Making sense of Brexit


Sir, – If each of the points in Joe Brennan’s brilliant article “50 Brexit issues that concern you” (March 31st) were to require a trade agreement, and each trade agreement were to take up to 10 years, then the 50 issues could take 500 years to solve. If the issues were to resolved concurrently then 10 years would be achievable. Provided, of course, that an extra couple of thousand civil servants were to be employed. However, trade agreements can be reneged on every time we have a new Donald Trump-style figure. The whole point of a united Europe was to make all these problems go away, a point sadly missed by the Brexiteers. – Yours, etc,


Ballyduff Upper,

Co Waterford.

Sir, – We are currently in the process of encouraging multinationals to move from the UK to Ireland, post-Brexit. Meanwhile we have transport strikes, a disjointed rail service, a lack of housing and huge water issues. – Yours, etc,


Dublin 3.

Sir, – Further to “Irish chief executives united in view of Brexit as UK strategic error” (March 18th), it is to be hoped that some of the ill-judged comments and intemperate tweets, issued following the serving of article 50, were not directed at the firms’ customers in the UK who voted, as a majority, for this exit. While there is much to be done to secure a positive result for the UK and Ireland, there are opportunities as well as risks. Only by addressing the challenges with a mindset that seeks solutions rather than obstacles will this outcome be achieved. The food industry is one sector where we could build on a thorough, evidence-based system while reducing red tape. This will require imaginative and constructive co-operation, between the many skilled and experienced professionals on all sides, and not sniping from the sidelines. – Yours, etc,


Dublin 4.

Sir, – Geoff Buckley wonders will all the “New Irish” passport holders from across the Irish Sea provide us with brilliant footballers and aspiring Eurovision singers, with a United Irish Kingdom being born. But what if the tables are turned and the assimilation goes the other way? Baked beans with breakfast, jellied eels in the chipper, tabloid newspapers dictating the outcome of referendums, politicians that are held accountable for their misdemeanours, banks that are let fail when insolvent, a free health service.

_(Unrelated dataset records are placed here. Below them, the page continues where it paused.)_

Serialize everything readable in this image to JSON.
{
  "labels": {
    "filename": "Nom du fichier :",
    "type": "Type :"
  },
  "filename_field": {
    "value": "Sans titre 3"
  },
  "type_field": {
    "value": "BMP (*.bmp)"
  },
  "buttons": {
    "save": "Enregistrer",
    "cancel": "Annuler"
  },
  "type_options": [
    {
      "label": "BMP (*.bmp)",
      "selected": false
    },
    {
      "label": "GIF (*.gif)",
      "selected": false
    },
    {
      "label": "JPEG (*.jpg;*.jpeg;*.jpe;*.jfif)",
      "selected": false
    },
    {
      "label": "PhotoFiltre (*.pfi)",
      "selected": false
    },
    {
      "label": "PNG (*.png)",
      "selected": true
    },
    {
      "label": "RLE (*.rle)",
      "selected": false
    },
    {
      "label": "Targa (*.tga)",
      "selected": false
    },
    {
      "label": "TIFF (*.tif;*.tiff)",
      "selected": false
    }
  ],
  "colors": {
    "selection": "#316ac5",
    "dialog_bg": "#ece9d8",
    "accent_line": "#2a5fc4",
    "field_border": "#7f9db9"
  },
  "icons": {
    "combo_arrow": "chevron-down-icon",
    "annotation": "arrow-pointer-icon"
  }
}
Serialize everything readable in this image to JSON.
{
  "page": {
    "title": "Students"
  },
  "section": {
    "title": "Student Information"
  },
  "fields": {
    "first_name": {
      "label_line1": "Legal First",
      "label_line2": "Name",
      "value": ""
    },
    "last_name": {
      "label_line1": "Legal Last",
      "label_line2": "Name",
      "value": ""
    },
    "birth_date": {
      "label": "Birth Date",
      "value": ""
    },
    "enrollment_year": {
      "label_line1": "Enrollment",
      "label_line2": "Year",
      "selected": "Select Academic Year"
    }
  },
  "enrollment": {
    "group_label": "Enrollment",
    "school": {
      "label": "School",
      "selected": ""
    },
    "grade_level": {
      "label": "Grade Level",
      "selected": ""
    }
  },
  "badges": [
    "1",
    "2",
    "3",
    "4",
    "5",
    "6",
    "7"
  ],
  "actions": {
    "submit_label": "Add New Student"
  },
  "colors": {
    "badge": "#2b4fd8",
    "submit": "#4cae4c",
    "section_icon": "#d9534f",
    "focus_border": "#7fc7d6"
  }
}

Hang on, maybe Mr Buckley has the right idea. – Yours, etc,


The Donahies, Dublin 13.

Sir, – Now that Theresa May has written a letter and the UK has to get on with it, is there any possibility that we will see fewer column inches and hear less windbaggery from “Brexperts” on what is, after all, just one country’s rearrangement of its trade deals with its neighbours? – Yours, etc,


Knocklyon, Dublin 16.